= Problem =
Pull every line with "price" from the data.

(Interface dataset entries)
▽
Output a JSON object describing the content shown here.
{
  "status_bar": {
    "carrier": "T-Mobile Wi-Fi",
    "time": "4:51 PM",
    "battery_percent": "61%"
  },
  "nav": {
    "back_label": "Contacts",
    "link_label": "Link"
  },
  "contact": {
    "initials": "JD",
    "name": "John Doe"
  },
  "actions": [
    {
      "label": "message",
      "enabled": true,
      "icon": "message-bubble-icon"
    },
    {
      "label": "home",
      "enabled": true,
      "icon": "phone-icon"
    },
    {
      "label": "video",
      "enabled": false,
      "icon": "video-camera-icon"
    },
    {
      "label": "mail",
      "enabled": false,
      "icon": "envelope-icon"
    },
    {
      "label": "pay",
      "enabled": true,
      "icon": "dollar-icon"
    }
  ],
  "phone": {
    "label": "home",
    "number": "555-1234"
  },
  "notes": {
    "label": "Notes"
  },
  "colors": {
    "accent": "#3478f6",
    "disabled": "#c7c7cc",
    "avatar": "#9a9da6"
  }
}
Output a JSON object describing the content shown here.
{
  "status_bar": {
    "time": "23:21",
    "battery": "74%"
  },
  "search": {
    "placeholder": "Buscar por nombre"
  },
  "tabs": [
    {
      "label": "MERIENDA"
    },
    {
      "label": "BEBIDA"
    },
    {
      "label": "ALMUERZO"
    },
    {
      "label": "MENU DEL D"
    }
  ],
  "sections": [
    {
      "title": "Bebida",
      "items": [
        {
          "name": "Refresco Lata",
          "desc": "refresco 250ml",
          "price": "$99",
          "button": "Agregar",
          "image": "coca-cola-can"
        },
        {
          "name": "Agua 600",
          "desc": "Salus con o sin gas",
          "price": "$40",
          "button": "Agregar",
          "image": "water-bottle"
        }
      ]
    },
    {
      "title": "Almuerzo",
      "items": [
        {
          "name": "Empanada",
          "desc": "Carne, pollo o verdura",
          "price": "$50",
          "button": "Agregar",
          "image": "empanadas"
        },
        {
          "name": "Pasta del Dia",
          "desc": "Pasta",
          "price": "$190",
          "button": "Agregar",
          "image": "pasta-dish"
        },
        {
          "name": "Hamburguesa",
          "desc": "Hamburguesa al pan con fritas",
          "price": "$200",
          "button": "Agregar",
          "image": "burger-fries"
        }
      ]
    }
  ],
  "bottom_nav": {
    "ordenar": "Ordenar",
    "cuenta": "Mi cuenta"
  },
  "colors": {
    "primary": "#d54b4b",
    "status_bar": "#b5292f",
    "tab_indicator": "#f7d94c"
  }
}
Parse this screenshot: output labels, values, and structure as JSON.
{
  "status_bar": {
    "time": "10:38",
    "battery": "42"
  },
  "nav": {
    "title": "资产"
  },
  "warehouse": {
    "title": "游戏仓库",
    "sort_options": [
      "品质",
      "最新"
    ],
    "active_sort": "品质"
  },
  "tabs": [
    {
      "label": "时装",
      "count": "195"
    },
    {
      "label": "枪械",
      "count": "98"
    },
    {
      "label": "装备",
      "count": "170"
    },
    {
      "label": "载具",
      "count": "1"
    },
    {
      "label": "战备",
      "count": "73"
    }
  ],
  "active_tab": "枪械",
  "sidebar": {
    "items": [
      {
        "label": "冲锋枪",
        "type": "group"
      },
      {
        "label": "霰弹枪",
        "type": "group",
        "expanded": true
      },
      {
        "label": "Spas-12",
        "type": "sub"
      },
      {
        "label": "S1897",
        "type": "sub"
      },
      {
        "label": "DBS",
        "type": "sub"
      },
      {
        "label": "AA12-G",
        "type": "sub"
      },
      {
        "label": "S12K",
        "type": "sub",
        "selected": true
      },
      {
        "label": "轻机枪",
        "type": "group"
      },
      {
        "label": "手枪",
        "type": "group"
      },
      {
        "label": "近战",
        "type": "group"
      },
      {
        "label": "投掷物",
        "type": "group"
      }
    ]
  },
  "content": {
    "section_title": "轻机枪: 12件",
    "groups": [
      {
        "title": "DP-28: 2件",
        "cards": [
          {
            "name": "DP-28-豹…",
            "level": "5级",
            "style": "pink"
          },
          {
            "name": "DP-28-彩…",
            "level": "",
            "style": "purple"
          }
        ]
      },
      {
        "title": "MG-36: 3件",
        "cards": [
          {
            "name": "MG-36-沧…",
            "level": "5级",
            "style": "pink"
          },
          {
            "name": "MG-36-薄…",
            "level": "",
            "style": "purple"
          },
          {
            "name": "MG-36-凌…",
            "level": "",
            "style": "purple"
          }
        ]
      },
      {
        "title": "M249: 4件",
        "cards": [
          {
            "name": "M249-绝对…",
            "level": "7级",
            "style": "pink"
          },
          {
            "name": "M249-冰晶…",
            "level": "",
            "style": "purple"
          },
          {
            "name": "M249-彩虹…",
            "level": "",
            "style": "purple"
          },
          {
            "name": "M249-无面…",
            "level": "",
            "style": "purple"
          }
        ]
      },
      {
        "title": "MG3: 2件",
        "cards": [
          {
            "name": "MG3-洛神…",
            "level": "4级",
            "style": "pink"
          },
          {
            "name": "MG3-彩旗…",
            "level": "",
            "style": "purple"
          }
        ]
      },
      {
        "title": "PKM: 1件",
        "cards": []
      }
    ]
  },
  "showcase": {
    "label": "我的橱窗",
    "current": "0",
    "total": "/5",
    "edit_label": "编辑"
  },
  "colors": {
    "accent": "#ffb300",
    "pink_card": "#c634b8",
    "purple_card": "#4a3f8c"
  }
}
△
= Finished task =
          "price": "$99",
          "price": "$40",
          "price": "$50",
          "price": "$190",
          "price": "$200",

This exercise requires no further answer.